• **What to do**
Apart from the pictures, write out all the records exactly.

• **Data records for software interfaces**
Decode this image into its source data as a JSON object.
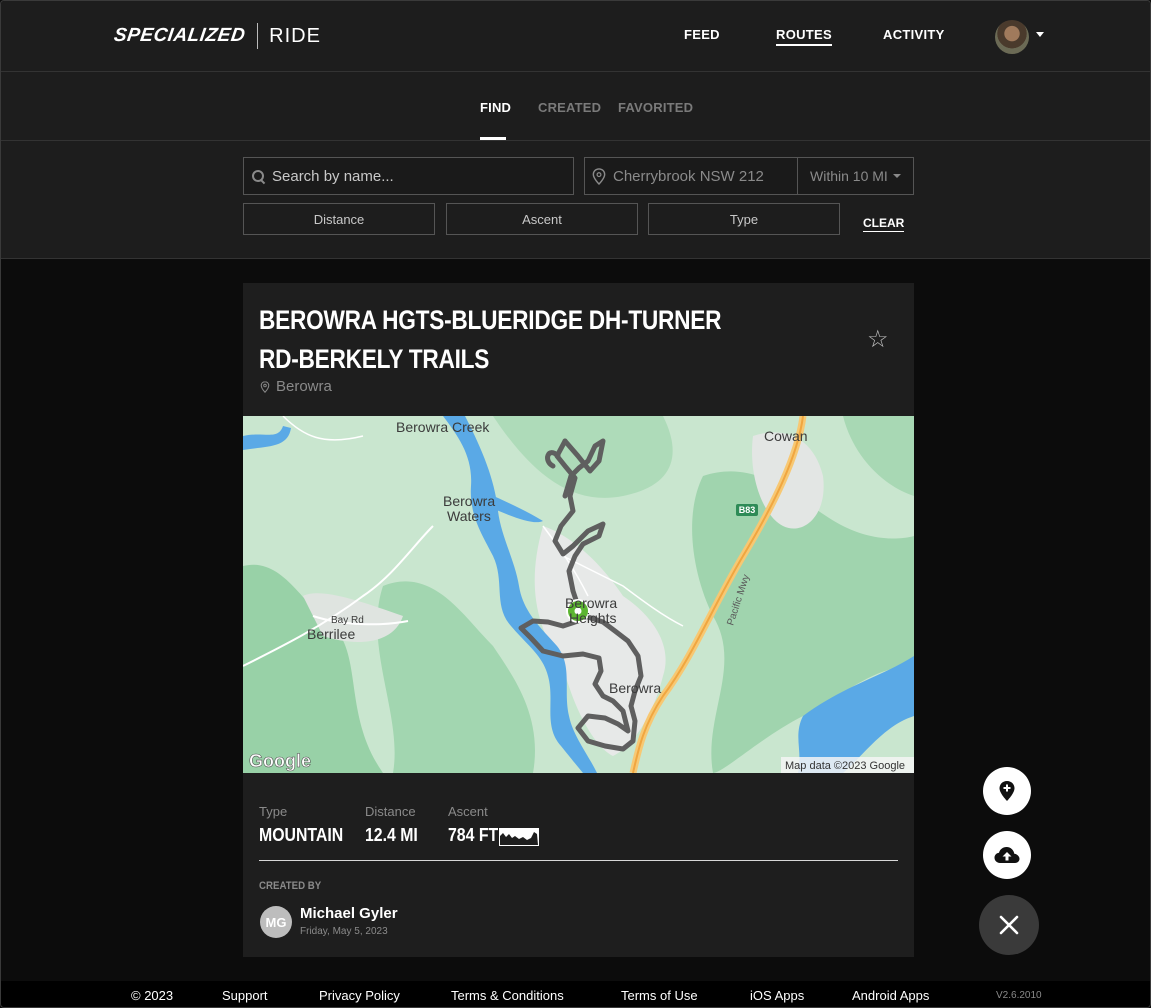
{
  "header": {
    "brand": "SPECIALIZED",
    "app_name": "RIDE",
    "nav": {
      "feed": "FEED",
      "routes": "ROUTES",
      "activity": "ACTIVITY"
    }
  },
  "tabs": {
    "find": "FIND",
    "created": "CREATED",
    "favorited": "FAVORITED"
  },
  "filters": {
    "search_placeholder": "Search by name...",
    "location_value": "Cherrybrook NSW 212",
    "within": "Within 10 MI",
    "distance": "Distance",
    "ascent": "Ascent",
    "type": "Type",
    "clear": "CLEAR"
  },
  "route": {
    "title": "BEROWRA HGTS-BLUERIDGE DH-TURNER RD-BERKELY TRAILS",
    "location": "Berowra",
    "stats": {
      "type_label": "Type",
      "type_value": "MOUNTAIN",
      "distance_label": "Distance",
      "distance_value": "12.4 MI",
      "ascent_label": "Ascent",
      "ascent_value": "784 FT"
    },
    "created_by_label": "CREATED BY",
    "author_initials": "MG",
    "author_name": "Michael Gyler",
    "created_date": "Friday, May 5, 2023"
  },
  "map": {
    "labels": {
      "berowra_creek": "Berowra Creek",
      "cowan": "Cowan",
      "berowra_waters_1": "Berowra",
      "berowra_waters_2": "Waters",
      "bay_rd": "Bay Rd",
      "berrilee": "Berrilee",
      "berowra_heights_1": "Berowra",
      "berowra_heights_2": "Heights",
      "berowra": "Berowra",
      "pacific_mwy": "Pacific Mwy",
      "b83": "B83",
      "google": "Google",
      "attribution": "Map data ©2023 Google"
    }
  },
  "footer": {
    "copyright": "© 2023",
    "support": "Support",
    "privacy": "Privacy Policy",
    "terms_conditions": "Terms & Conditions",
    "terms_use": "Terms of Use",
    "ios": "iOS Apps",
    "android": "Android Apps",
    "version": "V2.6.2010"
  },
  "colors": {
    "accent_start_marker": "#5cb531",
    "route_line": "#5f5f5f"
  }
}
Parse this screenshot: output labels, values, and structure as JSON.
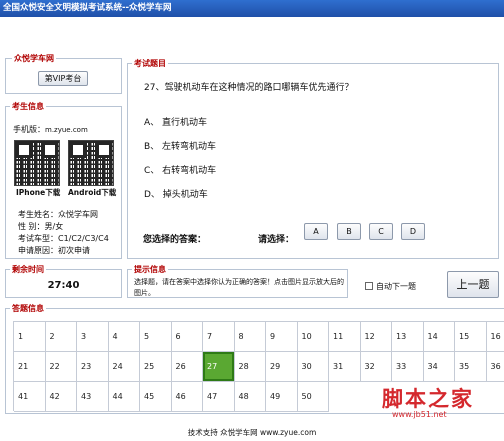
{
  "window": {
    "title": "全国众悦安全文明模拟考试系统--众悦学车网"
  },
  "school": {
    "legend": "众悦学车网",
    "seat_label": "第VIP考台"
  },
  "examinee": {
    "legend": "考生信息",
    "phone_label": "手机版：",
    "phone_url": "m.zyue.com",
    "iphone_label": "IPhone下载",
    "android_label": "Android下载",
    "rows": [
      {
        "label": "考生姓名：",
        "value": "众悦学车网"
      },
      {
        "label": "性    别：",
        "value": "男/女"
      },
      {
        "label": "考试车型：",
        "value": "C1/C2/C3/C4"
      },
      {
        "label": "申请原因：",
        "value": "初次申请"
      }
    ]
  },
  "question": {
    "legend": "考试题目",
    "text": "27、驾驶机动车在这种情况的路口哪辆车优先通行？",
    "options": [
      "A、 直行机动车",
      "B、 左转弯机动车",
      "C、 右转弯机动车",
      "D、 掉头机动车"
    ],
    "your_answer_label": "您选择的答案：",
    "choose_label": "请选择：",
    "answer_buttons": [
      "A",
      "B",
      "C",
      "D"
    ]
  },
  "timer": {
    "legend": "剩余时间",
    "value": "27:40"
  },
  "hint": {
    "legend": "提示信息",
    "text": "选择题，请在答案中选择你认为正确的答案！点击图片显示放大后的图片。"
  },
  "auto_next": {
    "label": "自动下一题",
    "checked": false
  },
  "prev_button": {
    "label": "上一题"
  },
  "answer_sheet": {
    "legend": "答题信息",
    "rows": [
      [
        "1",
        "2",
        "3",
        "4",
        "5",
        "6",
        "7",
        "8",
        "9",
        "10",
        "11",
        "12",
        "13",
        "14",
        "15",
        "16"
      ],
      [
        "21",
        "22",
        "23",
        "24",
        "25",
        "26",
        "27",
        "28",
        "29",
        "30",
        "31",
        "32",
        "33",
        "34",
        "35",
        "36"
      ],
      [
        "41",
        "42",
        "43",
        "44",
        "45",
        "46",
        "47",
        "48",
        "49",
        "50"
      ]
    ],
    "current": "27",
    "current_color": "#5aa832"
  },
  "footer": {
    "text": "技术支持  众悦学车网  www.zyue.com"
  },
  "watermark": {
    "text": "脚本之家",
    "url": "www.jb51.net"
  }
}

• **Exercise result**
Decode this image into its source data as a JSON object.
{
  "header": {
    "brand": "SPECIALIZED",
    "app_name": "RIDE",
    "nav": {
      "feed": "FEED",
      "routes": "ROUTES",
      "activity": "ACTIVITY"
    }
  },
  "tabs": {
    "find": "FIND",
    "created": "CREATED",
    "favorited": "FAVORITED"
  },
  "filters": {
    "search_placeholder": "Search by name...",
    "location_value": "Cherrybrook NSW 212",
    "within": "Within 10 MI",
    "distance": "Distance",
    "ascent": "Ascent",
    "type": "Type",
    "clear": "CLEAR"
  },
  "route": {
    "title": "BEROWRA HGTS-BLUERIDGE DH-TURNER RD-BERKELY TRAILS",
    "location": "Berowra",
    "stats": {
      "type_label": "Type",
      "type_value": "MOUNTAIN",
      "distance_label": "Distance",
      "distance_value": "12.4 MI",
      "ascent_label": "Ascent",
      "ascent_value": "784 FT"
    },
    "created_by_label": "CREATED BY",
    "author_initials": "MG",
    "author_name": "Michael Gyler",
    "created_date": "Friday, May 5, 2023"
  },
  "map": {
    "labels": {
      "berowra_creek": "Berowra Creek",
      "cowan": "Cowan",
      "berowra_waters_1": "Berowra",
      "berowra_waters_2": "Waters",
      "bay_rd": "Bay Rd",
      "berrilee": "Berrilee",
      "berowra_heights_1": "Berowra",
      "berowra_heights_2": "Heights",
      "berowra": "Berowra",
      "pacific_mwy": "Pacific Mwy",
      "b83": "B83",
      "google": "Google",
      "attribution": "Map data ©2023 Google"
    }
  },
  "footer": {
    "copyright": "© 2023",
    "support": "Support",
    "privacy": "Privacy Policy",
    "terms_conditions": "Terms & Conditions",
    "terms_use": "Terms of Use",
    "ios": "iOS Apps",
    "android": "Android Apps",
    "version": "V2.6.2010"
  },
  "colors": {
    "accent_start_marker": "#5cb531",
    "route_line": "#5f5f5f"
  }
}
Parse this screenshot: output labels, values, and structure as JSON.
{
  "window": {
    "title": "全国众悦安全文明模拟考试系统--众悦学车网"
  },
  "school": {
    "legend": "众悦学车网",
    "seat_label": "第VIP考台"
  },
  "examinee": {
    "legend": "考生信息",
    "phone_label": "手机版：",
    "phone_url": "m.zyue.com",
    "iphone_label": "IPhone下载",
    "android_label": "Android下载",
    "rows": [
      {
        "label": "考生姓名：",
        "value": "众悦学车网"
      },
      {
        "label": "性    别：",
        "value": "男/女"
      },
      {
        "label": "考试车型：",
        "value": "C1/C2/C3/C4"
      },
      {
        "label": "申请原因：",
        "value": "初次申请"
      }
    ]
  },
  "question": {
    "legend": "考试题目",
    "text": "27、驾驶机动车在这种情况的路口哪辆车优先通行？",
    "options": [
      "A、 直行机动车",
      "B、 左转弯机动车",
      "C、 右转弯机动车",
      "D、 掉头机动车"
    ],
    "your_answer_label": "您选择的答案：",
    "choose_label": "请选择：",
    "answer_buttons": [
      "A",
      "B",
      "C",
      "D"
    ]
  },
  "timer": {
    "legend": "剩余时间",
    "value": "27:40"
  },
  "hint": {
    "legend": "提示信息",
    "text": "选择题，请在答案中选择你认为正确的答案！点击图片显示放大后的图片。"
  },
  "auto_next": {
    "label": "自动下一题",
    "checked": false
  },
  "prev_button": {
    "label": "上一题"
  },
  "answer_sheet": {
    "legend": "答题信息",
    "rows": [
      [
        "1",
        "2",
        "3",
        "4",
        "5",
        "6",
        "7",
        "8",
        "9",
        "10",
        "11",
        "12",
        "13",
        "14",
        "15",
        "16"
      ],
      [
        "21",
        "22",
        "23",
        "24",
        "25",
        "26",
        "27",
        "28",
        "29",
        "30",
        "31",
        "32",
        "33",
        "34",
        "35",
        "36"
      ],
      [
        "41",
        "42",
        "43",
        "44",
        "45",
        "46",
        "47",
        "48",
        "49",
        "50"
      ]
    ],
    "current": "27",
    "current_color": "#5aa832"
  },
  "footer": {
    "text": "技术支持  众悦学车网  www.zyue.com"
  },
  "watermark": {
    "text": "脚本之家",
    "url": "www.jb51.net"
  }
}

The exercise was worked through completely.